The answer must be an exact printing of every record below, with the pictures omitted.

*** Input Section Begins ***

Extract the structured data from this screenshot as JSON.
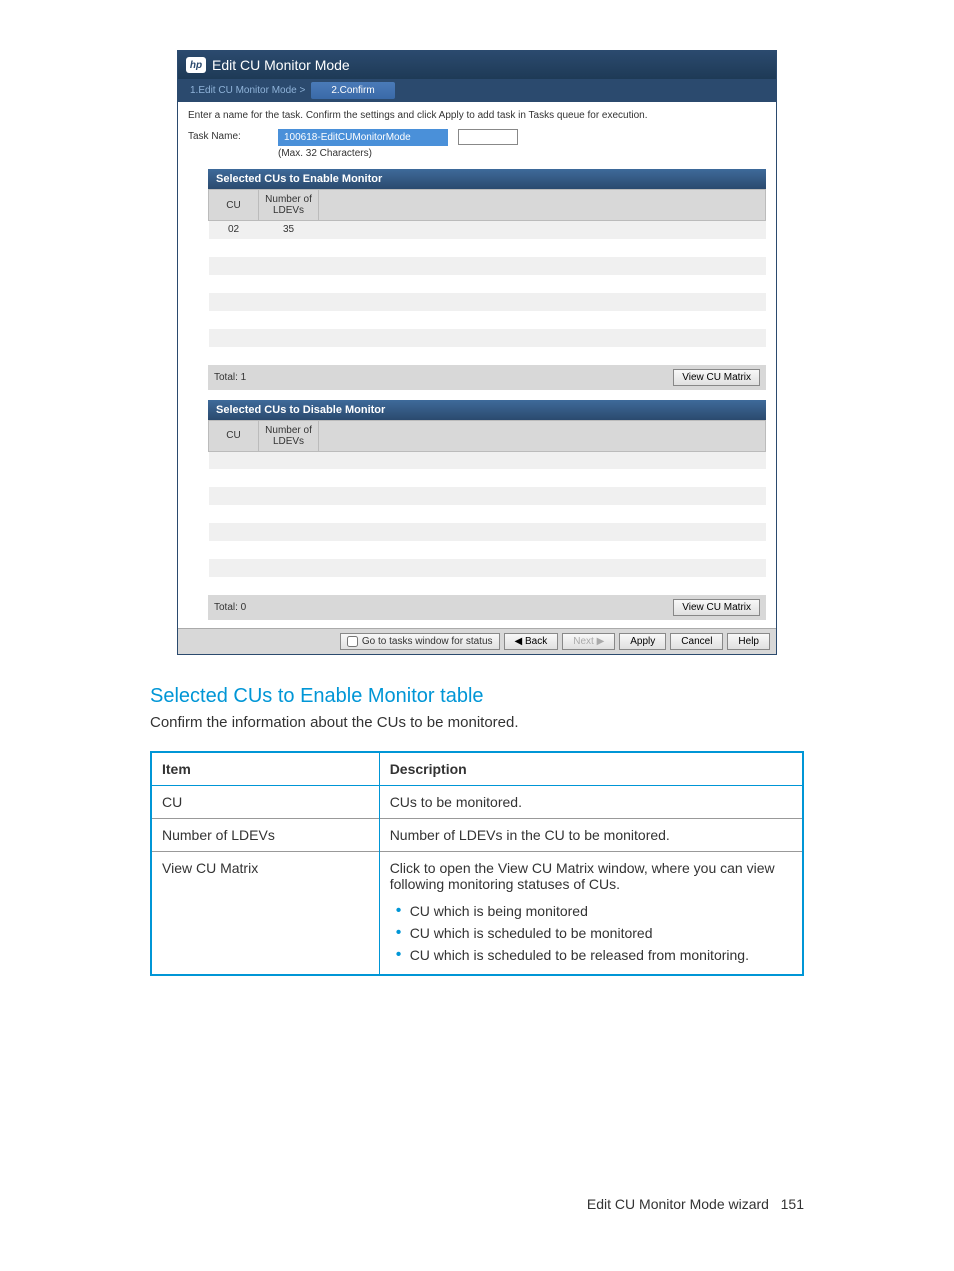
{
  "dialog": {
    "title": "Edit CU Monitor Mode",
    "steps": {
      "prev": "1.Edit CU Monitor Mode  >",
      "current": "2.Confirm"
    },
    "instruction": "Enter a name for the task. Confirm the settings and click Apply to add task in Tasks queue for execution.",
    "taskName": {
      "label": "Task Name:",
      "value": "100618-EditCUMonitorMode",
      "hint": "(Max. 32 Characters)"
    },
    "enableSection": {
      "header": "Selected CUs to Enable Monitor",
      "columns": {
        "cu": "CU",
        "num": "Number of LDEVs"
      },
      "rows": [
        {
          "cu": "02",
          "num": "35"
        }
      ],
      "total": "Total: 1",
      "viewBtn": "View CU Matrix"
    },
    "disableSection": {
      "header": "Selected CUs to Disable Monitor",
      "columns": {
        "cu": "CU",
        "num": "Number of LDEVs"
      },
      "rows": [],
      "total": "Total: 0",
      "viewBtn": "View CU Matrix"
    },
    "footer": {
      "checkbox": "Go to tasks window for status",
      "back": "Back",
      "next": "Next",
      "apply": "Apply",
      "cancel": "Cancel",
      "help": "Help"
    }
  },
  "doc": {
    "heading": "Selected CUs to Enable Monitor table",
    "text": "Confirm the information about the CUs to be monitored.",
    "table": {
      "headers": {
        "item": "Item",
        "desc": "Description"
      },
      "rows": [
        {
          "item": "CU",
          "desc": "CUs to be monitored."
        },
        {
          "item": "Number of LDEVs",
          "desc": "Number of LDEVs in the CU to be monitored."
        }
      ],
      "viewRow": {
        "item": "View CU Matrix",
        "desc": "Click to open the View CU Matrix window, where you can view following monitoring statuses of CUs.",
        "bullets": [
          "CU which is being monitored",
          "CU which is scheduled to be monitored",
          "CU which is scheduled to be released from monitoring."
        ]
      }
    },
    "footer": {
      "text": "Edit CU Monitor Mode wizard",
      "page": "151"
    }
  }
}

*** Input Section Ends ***

**Task response**:
Extract the structured data from this screenshot as JSON.
{
  "dialog": {
    "title": "Edit CU Monitor Mode",
    "steps": {
      "prev": "1.Edit CU Monitor Mode  >",
      "current": "2.Confirm"
    },
    "instruction": "Enter a name for the task. Confirm the settings and click Apply to add task in Tasks queue for execution.",
    "taskName": {
      "label": "Task Name:",
      "value": "100618-EditCUMonitorMode",
      "hint": "(Max. 32 Characters)"
    },
    "enableSection": {
      "header": "Selected CUs to Enable Monitor",
      "columns": {
        "cu": "CU",
        "num": "Number of LDEVs"
      },
      "rows": [
        {
          "cu": "02",
          "num": "35"
        }
      ],
      "total": "Total: 1",
      "viewBtn": "View CU Matrix"
    },
    "disableSection": {
      "header": "Selected CUs to Disable Monitor",
      "columns": {
        "cu": "CU",
        "num": "Number of LDEVs"
      },
      "rows": [],
      "total": "Total: 0",
      "viewBtn": "View CU Matrix"
    },
    "footer": {
      "checkbox": "Go to tasks window for status",
      "back": "Back",
      "next": "Next",
      "apply": "Apply",
      "cancel": "Cancel",
      "help": "Help"
    }
  },
  "doc": {
    "heading": "Selected CUs to Enable Monitor table",
    "text": "Confirm the information about the CUs to be monitored.",
    "table": {
      "headers": {
        "item": "Item",
        "desc": "Description"
      },
      "rows": [
        {
          "item": "CU",
          "desc": "CUs to be monitored."
        },
        {
          "item": "Number of LDEVs",
          "desc": "Number of LDEVs in the CU to be monitored."
        }
      ],
      "viewRow": {
        "item": "View CU Matrix",
        "desc": "Click to open the View CU Matrix window, where you can view following monitoring statuses of CUs.",
        "bullets": [
          "CU which is being monitored",
          "CU which is scheduled to be monitored",
          "CU which is scheduled to be released from monitoring."
        ]
      }
    },
    "footer": {
      "text": "Edit CU Monitor Mode wizard",
      "page": "151"
    }
  }
}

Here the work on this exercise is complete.